Although the QC police have twice asked the courts for a warrant to search the PCIJ office, court officials are denying such applications were made. Neither is there a paper trail to show that the first application made last Friday had been denied.
PCIJ lawyer Sandra Marie Coronel told a Senate inquiry today that Branch 76 of the QC-RTC has denied there were such proceedings. Atty. Coronel was at the QC-RTC following up another case yesterday when she saw elements of the QC police with sound engineer and police asset Jonathan Tiongco applying for the search warrant against PCIJ. She returned to the court today to get copies of the warrant, only to be told there was no such thing.
“Despite the fact that I personally saw the policemen and Mr. Tiongco undergo proceedings on their application for a search warrant, I confirmed today that the statement of the court is that there was never any application. They now claim that there was no application whatsoever for any search warrant against Sheila Coronel and the PCIJ,” Atty. Coronel said at a Senate hearing this afternoon.
What is as bizarre, said Atty. Coronel, was that there was also no record of a warrant having been applied for and denied last Friday, when an application was first made by the QC police. “I likewise checked insofar as the application for a search warrant that was confirmed by a police informant to have been made and denied last Friday and there is likewise no record of any such application,” Coronel said.
“Is there something strange out there happening?” asked Senator Rodolfo Biazon who raised questions about the warrant.
Biazon kept repeating, “This is strange.” That it would happen in the courts, where “redress of wrongs can be provided resolution,” means that the country is in deep trouble, added Biazon who said that the police could be forum-shopping or searching for a court that would grant them their request.
Yet the court seemed to be saying something else to other people. GMA-7 quoted the clerk of court of Branch 76 saying an application for a search warrant had not been granted because it was past office hours.
The mystery over the supposed search warrant has left PCIJ in the dark, its staff harassed, and stressed and the Center’s time taken away from investigative reporting, said PCIJ executive director Sheila Coronel. “PCIJ does not know when and if a search warrant will be issued. What we do know is that there is no basis for such a warrant.”

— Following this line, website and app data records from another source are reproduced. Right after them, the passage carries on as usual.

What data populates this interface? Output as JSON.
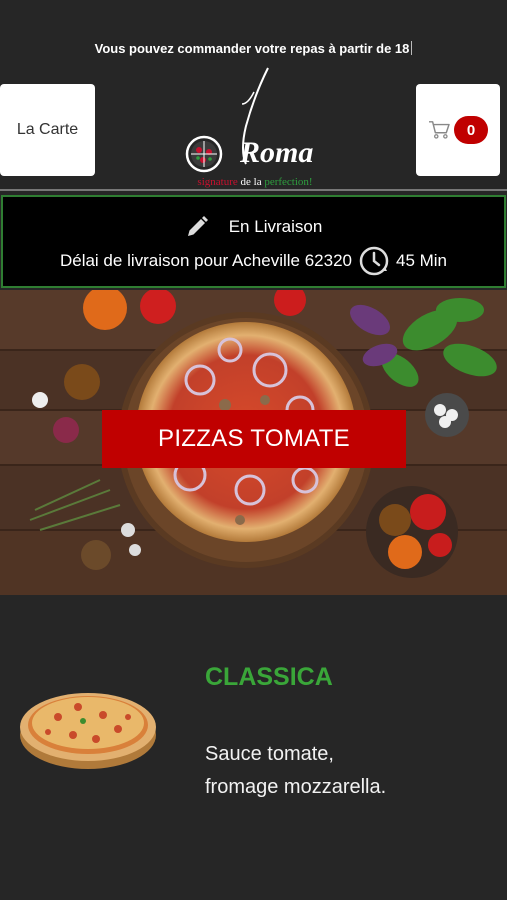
{
  "header": {
    "notice": "Vous pouvez commander votre repas à partir de 18",
    "menu_button_label": "La Carte",
    "cart_count": "0",
    "logo_text": "Roma",
    "logo_tagline_1": "signature",
    "logo_tagline_2": "de la",
    "logo_tagline_3": "perfection!"
  },
  "delivery": {
    "mode_label": "En Livraison",
    "delay_label": "Délai de livraison pour Acheville 62320",
    "delay_value": "45 Min",
    "icons": [
      "pencil-icon",
      "clock-icon"
    ],
    "border_color": "#2f7d32"
  },
  "hero": {
    "category_label": "PIZZAS TOMATE",
    "button_color": "#c00000"
  },
  "product": {
    "name": "CLASSICA",
    "description": "Sauce tomate, fromage mozzarella.",
    "name_color": "#3aa639"
  },
  "colors": {
    "background": "#262626",
    "accent_red": "#c00000"
  }
}
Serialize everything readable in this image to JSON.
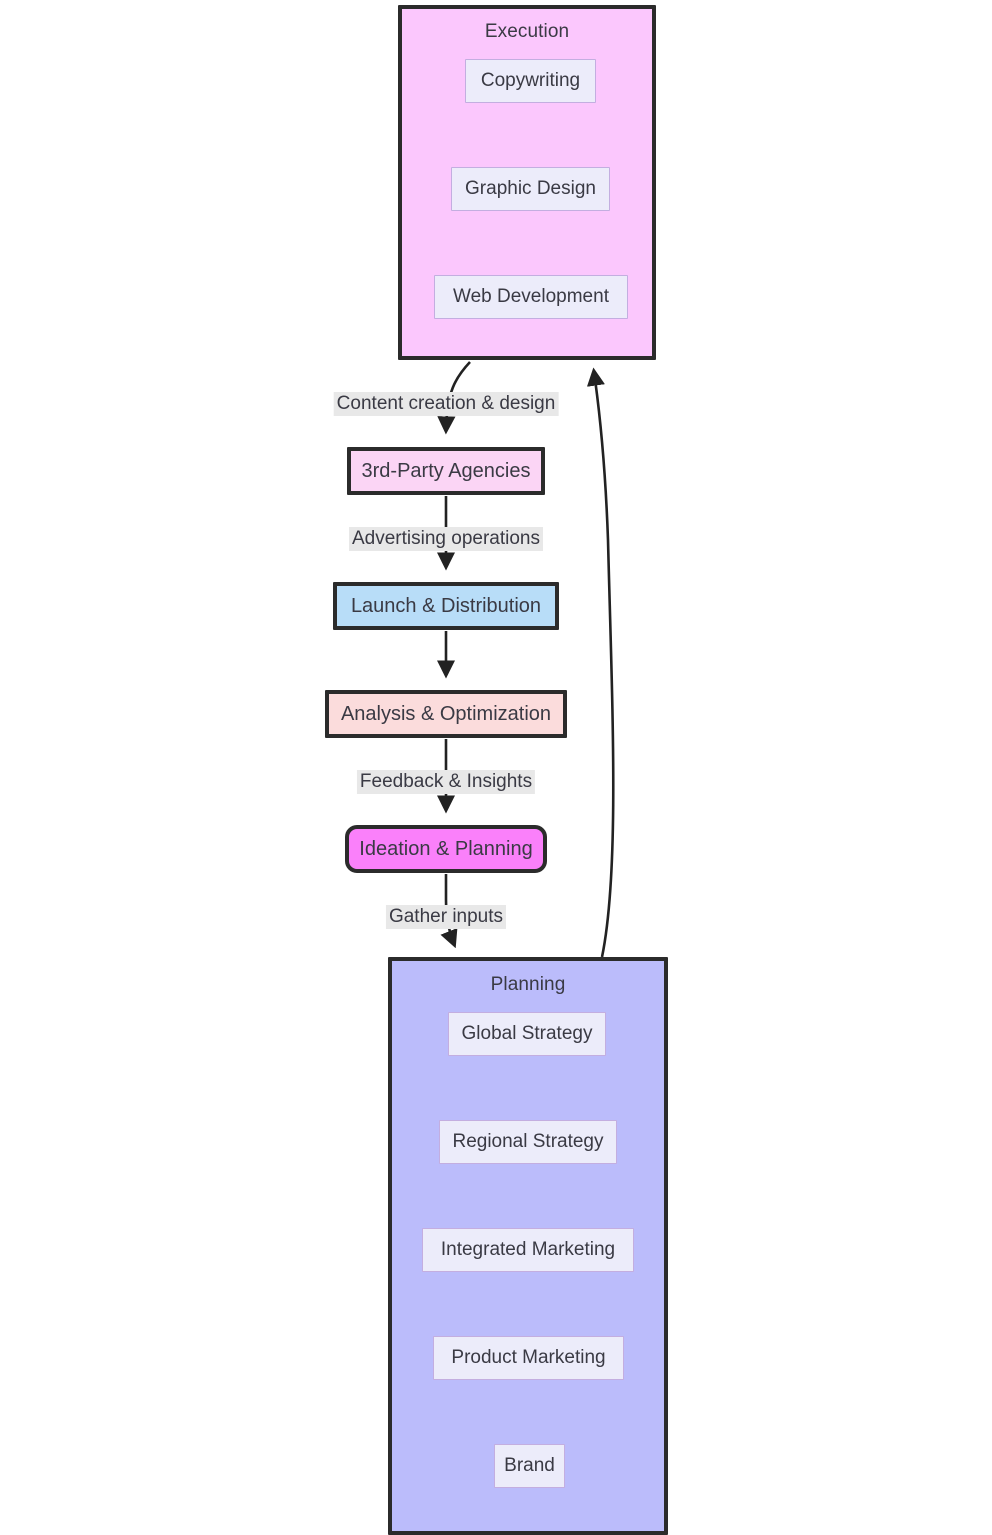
{
  "diagram": {
    "type": "flowchart",
    "direction": "top-to-bottom",
    "clusters": [
      {
        "id": "execution",
        "title": "Execution",
        "fill": "#FBC7FD",
        "stroke": "#2b2b2b",
        "nodes": [
          {
            "id": "copywriting",
            "label": "Copywriting"
          },
          {
            "id": "graphic-design",
            "label": "Graphic Design"
          },
          {
            "id": "web-development",
            "label": "Web Development"
          }
        ]
      },
      {
        "id": "planning",
        "title": "Planning",
        "fill": "#BBBCFB",
        "stroke": "#2b2b2b",
        "nodes": [
          {
            "id": "global-strategy",
            "label": "Global Strategy"
          },
          {
            "id": "regional-strategy",
            "label": "Regional Strategy"
          },
          {
            "id": "integrated-marketing",
            "label": "Integrated Marketing"
          },
          {
            "id": "product-marketing",
            "label": "Product Marketing"
          },
          {
            "id": "brand",
            "label": "Brand"
          }
        ]
      }
    ],
    "nodes": [
      {
        "id": "third-party-agencies",
        "label": "3rd-Party Agencies",
        "fill": "#FBD5F5",
        "stroke": "#2b2b2b",
        "shape": "rect"
      },
      {
        "id": "launch-distribution",
        "label": "Launch & Distribution",
        "fill": "#B8DDF8",
        "stroke": "#2b2b2b",
        "shape": "rect"
      },
      {
        "id": "analysis-optimization",
        "label": "Analysis & Optimization",
        "fill": "#FBDCDC",
        "stroke": "#2b2b2b",
        "shape": "rect"
      },
      {
        "id": "ideation-planning",
        "label": "Ideation & Planning",
        "fill": "#FA80FA",
        "stroke": "#2b2b2b",
        "shape": "rounded-rect"
      }
    ],
    "edges": [
      {
        "id": "edge-content-creation",
        "from": "execution",
        "to": "third-party-agencies",
        "label": "Content creation & design"
      },
      {
        "id": "edge-advertising-ops",
        "from": "third-party-agencies",
        "to": "launch-distribution",
        "label": "Advertising operations"
      },
      {
        "id": "edge-launch-to-analysis",
        "from": "launch-distribution",
        "to": "analysis-optimization",
        "label": ""
      },
      {
        "id": "edge-feedback-insights",
        "from": "analysis-optimization",
        "to": "ideation-planning",
        "label": "Feedback & Insights"
      },
      {
        "id": "edge-gather-inputs",
        "from": "ideation-planning",
        "to": "planning",
        "label": "Gather inputs"
      },
      {
        "id": "edge-planning-to-execution",
        "from": "planning",
        "to": "execution",
        "label": ""
      }
    ],
    "edge_label_background": "#E8E8E8",
    "subnode_fill": "#ECECFA",
    "subnode_stroke": "#c3aee0",
    "edge_stroke": "#222222",
    "text_color": "#3a3a44"
  }
}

Meantime, Biazon also commented on Jonathan Tiongco, who had previously filed a libel suit against an article in the PCIJ blog and one of those bent on having the PCIJ office searched. “Tiongco seems to be everywhere,” Biazon noted. “Recently this guy sent me letter offering me his services to participate in the technical determination of the authenticity of the tapes and examination of voices in the tapes.”
Sheila Coronel informed the court that Tiongco was a police agent, and showed the Senate committee a copy of Tiongco’s identification card indicating he was a member of the Monitoring Group of the Intelligence Division of the PNP’s Special Operations Group Jericho. The copy of Tiongco’s I.D. card was submitted by his wife Rona, who in November asked the court to stop PCIJ from publishing an article in the PCIJ blog that she claimed made unsubstantiated statements against her husband and intruded into her private life.